====== Available records

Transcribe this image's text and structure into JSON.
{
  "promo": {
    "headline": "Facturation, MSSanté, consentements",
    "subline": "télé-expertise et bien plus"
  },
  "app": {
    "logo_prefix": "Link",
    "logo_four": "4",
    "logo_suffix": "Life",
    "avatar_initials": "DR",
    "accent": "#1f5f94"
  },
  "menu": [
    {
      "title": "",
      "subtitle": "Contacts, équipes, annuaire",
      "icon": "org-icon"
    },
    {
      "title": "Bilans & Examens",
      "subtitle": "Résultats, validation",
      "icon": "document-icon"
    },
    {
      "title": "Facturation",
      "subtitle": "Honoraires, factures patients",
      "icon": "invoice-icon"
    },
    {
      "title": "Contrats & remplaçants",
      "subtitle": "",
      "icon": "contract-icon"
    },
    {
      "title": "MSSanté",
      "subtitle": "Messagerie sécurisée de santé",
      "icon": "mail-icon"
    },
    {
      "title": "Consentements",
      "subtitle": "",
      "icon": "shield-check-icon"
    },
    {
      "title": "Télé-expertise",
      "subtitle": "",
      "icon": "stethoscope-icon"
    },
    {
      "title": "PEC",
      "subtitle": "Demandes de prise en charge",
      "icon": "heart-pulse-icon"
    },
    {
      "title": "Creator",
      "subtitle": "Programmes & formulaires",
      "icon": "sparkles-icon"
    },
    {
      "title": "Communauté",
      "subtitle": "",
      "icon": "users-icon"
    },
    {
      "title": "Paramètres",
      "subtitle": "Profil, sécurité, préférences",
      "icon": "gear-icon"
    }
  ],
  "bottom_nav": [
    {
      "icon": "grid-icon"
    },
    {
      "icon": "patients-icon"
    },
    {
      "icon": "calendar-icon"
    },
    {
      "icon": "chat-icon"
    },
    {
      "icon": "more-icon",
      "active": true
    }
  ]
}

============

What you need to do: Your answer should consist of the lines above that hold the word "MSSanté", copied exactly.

The answer:
    "headline": "Facturation, MSSanté, consentements",
      "title": "MSSanté",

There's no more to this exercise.